BRIEF >>
Please copy each line of the data that includes the string "value".

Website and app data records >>
==============================

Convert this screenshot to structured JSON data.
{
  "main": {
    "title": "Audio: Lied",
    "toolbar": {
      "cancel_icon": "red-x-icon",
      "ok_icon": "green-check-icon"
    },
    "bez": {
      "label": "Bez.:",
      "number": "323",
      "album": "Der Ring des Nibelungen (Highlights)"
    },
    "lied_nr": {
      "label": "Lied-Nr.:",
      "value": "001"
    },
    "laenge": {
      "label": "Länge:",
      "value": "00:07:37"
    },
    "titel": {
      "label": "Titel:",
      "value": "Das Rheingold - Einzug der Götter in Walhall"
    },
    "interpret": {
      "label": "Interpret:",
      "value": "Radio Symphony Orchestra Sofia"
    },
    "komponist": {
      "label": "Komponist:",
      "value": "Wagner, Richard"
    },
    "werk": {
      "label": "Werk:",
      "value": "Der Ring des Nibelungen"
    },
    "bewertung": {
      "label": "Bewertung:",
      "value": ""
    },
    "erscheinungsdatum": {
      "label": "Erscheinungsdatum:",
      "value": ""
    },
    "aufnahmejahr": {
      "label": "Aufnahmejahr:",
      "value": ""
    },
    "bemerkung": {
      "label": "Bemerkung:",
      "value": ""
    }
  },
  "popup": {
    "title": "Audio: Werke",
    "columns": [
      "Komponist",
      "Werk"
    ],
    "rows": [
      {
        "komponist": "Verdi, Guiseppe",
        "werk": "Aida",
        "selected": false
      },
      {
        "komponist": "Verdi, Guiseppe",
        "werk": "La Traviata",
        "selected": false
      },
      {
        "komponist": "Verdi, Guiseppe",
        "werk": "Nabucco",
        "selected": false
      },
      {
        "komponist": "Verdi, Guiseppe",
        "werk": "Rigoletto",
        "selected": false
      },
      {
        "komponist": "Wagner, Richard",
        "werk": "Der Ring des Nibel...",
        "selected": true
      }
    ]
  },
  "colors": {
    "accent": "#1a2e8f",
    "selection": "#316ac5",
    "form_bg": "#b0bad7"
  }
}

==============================

OUTPUT OF THE TASK >>
      "value": "001"
      "value": "00:07:37"
      "value": "Das Rheingold - Einzug der Götter in Walhall"
      "value": "Radio Symphony Orchestra Sofia"
      "value": "Wagner, Richard"
      "value": "Der Ring des Nibelungen"
      "value": ""
      "value": ""
      "value": ""
      "value": ""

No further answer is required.